PRIMERA trial

Status: Ongoing project

PeRsonalIzed MEdicine in Rheumatoid Arthritis (PRIMERA trial): A multicentre, open-label, randomized controlled trial comparing routine care with a tailor-made approach.

What we do

About our project

 The PRIMERA is a multicenter, open-label, randomized controlled trial with newly diagnosed rheumatoid arthritis (RA) patients. In this study we aim to compare the effectiveness of a tailor-made management approach with routine care from a clinical, patient’s as well as an economic point of view. In the tailor-made arm, medication alterations are considered more frequently than in the routine care arm, depending on the response to glucocorticoids and filgotinib, respectively Additionally, patients are stratified to receive a different initial csDMARD therapy based on their autoantibody status.  

The primary outcome for the clinical effectiveness consists of two parts; (1) the proportion of patients using a biological or synthetic targeted DMARD after 10 months of treatment and (2) disease activity score (DAS) over time. The primary outcome for the cost-effectiveness is the incremental cost-effectiveness ratio (ICER), which is the ratio of the difference in costs to incremental benefits between both treatment approaches. 

Our research focus

Clinical and radiographic outcomes in RA have improved enormously due to early detection of the disease, early initiation of ‘intensive’ therapy and a treat-to-target approach. The emphasis on early diagnosis and treatment has led to the development of the 2010 ACR/EULAR classification criteria for RA. With the introduction of these new classification criteria, the heterogeneity of the RA disease spectrum has become more visible.

Despite this heterogeneity, current management recommendations still adopt a
‘one-size-fits-all’ treatment approach, where ideally individualized treatment, or personalized
medicine, is preferred. The prerequisite for personalized medicine is the ability to classify
individuals into subpopulations that differ in their response to a specific treatment, which for
RA still needs to be unraveled.

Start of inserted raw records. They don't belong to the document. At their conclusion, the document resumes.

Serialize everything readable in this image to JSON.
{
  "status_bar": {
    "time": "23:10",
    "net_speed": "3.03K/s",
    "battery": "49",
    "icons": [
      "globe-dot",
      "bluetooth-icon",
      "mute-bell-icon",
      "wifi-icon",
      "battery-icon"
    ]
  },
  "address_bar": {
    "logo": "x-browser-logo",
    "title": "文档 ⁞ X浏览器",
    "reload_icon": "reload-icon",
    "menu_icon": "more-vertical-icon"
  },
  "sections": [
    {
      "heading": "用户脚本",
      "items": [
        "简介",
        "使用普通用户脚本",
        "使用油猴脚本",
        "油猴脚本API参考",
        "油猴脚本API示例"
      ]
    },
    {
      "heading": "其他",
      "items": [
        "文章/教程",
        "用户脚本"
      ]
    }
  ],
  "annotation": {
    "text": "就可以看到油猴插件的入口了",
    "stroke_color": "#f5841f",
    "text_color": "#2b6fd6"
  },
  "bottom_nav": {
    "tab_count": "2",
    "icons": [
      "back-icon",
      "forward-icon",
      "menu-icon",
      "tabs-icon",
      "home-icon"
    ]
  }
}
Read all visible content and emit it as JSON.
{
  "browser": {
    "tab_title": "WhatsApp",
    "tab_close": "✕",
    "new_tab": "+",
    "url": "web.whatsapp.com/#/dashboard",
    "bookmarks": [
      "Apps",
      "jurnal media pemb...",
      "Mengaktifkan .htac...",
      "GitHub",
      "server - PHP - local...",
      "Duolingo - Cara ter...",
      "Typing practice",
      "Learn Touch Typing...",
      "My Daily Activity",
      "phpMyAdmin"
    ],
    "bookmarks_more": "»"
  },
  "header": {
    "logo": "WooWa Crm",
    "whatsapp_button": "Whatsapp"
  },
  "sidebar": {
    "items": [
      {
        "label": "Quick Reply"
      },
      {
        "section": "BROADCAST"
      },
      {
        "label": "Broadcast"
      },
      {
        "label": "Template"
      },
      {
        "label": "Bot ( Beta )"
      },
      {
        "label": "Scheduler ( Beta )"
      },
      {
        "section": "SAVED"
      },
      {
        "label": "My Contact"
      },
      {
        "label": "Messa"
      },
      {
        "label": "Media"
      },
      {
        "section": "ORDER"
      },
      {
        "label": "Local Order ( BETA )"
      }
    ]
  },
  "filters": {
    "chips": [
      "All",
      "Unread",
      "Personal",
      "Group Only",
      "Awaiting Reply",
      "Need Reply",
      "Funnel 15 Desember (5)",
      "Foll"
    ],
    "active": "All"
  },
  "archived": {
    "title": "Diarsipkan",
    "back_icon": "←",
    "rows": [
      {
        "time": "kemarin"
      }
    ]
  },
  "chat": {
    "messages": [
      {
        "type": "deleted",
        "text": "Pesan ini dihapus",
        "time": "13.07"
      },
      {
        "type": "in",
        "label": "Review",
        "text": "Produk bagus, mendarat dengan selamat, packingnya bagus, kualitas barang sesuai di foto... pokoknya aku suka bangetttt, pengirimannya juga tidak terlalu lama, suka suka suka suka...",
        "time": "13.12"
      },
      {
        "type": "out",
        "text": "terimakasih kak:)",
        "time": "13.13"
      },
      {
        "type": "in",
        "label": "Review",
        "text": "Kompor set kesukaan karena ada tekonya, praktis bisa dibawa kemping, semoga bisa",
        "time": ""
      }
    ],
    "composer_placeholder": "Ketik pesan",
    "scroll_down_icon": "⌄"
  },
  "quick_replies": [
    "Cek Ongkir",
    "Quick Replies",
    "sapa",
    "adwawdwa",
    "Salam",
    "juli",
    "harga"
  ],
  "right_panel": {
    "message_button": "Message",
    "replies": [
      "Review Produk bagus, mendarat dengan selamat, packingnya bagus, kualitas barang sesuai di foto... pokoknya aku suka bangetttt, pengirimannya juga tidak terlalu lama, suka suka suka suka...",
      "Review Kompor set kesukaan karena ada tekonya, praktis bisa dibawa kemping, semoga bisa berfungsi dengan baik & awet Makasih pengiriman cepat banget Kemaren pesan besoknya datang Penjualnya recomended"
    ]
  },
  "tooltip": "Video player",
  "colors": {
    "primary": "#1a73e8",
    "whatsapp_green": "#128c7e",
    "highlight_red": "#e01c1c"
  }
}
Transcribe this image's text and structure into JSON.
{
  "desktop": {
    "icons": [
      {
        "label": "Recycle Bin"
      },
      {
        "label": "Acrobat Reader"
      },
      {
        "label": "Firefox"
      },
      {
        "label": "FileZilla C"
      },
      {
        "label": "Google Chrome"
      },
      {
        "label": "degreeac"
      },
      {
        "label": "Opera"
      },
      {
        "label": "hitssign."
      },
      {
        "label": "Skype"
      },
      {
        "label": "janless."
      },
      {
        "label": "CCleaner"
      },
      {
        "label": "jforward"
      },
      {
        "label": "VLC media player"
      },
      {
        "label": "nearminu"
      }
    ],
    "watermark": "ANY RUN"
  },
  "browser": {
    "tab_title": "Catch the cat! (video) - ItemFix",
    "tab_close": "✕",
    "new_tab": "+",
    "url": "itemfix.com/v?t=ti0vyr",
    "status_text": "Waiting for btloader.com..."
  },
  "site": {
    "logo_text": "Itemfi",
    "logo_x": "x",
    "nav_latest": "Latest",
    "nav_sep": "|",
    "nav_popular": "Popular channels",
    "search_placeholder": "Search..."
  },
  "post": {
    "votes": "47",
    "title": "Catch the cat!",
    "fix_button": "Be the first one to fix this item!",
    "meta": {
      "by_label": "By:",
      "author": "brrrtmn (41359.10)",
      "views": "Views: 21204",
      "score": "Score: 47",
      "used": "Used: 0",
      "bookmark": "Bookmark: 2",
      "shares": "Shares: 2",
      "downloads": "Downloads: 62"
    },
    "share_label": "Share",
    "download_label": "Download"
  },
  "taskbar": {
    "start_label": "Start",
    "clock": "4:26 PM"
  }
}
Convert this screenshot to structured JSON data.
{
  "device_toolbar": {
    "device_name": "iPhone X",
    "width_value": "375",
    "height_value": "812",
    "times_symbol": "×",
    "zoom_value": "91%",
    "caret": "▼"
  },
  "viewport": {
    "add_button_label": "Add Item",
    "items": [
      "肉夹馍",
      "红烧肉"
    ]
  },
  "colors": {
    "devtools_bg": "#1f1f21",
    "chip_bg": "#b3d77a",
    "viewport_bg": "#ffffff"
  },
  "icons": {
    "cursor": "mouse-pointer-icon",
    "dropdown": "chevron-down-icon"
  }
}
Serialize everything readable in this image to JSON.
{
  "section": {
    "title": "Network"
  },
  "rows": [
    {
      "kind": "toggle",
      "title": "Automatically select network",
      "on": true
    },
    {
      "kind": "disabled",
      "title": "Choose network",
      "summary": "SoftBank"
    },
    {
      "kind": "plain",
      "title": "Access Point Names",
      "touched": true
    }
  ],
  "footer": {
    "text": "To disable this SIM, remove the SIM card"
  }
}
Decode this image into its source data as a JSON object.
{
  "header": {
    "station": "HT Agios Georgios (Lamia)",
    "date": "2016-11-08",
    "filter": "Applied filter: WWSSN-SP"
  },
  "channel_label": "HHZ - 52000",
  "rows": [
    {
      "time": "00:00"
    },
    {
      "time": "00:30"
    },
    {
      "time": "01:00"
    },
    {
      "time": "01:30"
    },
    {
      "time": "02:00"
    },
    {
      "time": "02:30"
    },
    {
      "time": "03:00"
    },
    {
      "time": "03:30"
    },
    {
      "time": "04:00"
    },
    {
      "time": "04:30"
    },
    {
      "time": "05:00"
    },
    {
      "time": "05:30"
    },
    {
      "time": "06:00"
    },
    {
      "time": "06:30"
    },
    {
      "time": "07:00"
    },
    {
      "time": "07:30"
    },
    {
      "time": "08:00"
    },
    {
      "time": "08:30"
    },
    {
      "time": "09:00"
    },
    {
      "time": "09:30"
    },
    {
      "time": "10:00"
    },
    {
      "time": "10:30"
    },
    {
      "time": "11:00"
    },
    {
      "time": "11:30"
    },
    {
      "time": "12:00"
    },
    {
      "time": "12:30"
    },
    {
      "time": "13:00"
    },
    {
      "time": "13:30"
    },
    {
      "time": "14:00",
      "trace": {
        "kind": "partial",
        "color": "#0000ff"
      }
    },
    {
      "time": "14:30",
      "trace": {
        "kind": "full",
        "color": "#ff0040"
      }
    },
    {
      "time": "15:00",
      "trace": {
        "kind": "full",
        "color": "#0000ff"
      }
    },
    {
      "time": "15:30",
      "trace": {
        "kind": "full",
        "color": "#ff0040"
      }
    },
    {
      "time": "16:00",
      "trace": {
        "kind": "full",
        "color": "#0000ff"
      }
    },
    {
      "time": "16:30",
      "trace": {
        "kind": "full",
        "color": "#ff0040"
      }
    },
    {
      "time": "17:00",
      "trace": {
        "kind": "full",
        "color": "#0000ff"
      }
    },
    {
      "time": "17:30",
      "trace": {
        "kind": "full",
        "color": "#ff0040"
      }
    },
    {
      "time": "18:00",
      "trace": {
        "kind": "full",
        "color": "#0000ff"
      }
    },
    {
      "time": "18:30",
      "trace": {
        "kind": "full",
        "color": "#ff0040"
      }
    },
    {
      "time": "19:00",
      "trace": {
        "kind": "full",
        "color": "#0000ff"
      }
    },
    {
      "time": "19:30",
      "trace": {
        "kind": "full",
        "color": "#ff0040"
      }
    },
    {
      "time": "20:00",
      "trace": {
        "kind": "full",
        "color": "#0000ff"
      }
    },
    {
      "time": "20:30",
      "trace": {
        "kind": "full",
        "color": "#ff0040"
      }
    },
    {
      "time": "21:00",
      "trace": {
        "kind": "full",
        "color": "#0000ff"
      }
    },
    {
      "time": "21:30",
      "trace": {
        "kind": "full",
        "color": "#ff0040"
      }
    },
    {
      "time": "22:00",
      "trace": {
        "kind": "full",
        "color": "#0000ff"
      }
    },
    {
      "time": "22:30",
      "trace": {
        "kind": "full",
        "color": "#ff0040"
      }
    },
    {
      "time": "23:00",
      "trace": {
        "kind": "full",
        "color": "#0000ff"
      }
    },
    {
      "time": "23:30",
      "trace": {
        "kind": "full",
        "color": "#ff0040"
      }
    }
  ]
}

However, we do believe that it is nowadays possible to
individualize RA management by taking into account the presence of autoantibodies and the quick response to glucocorticoids and targeted synthetic (ts)DMARDs.
 

Our team

Contact us: primera@erasmusmc.nl

 

Pascal de Jong, MD PhD

Agnes Looijen, MD

Judith Heutz, MD

Anke Nijs

Ron Buijs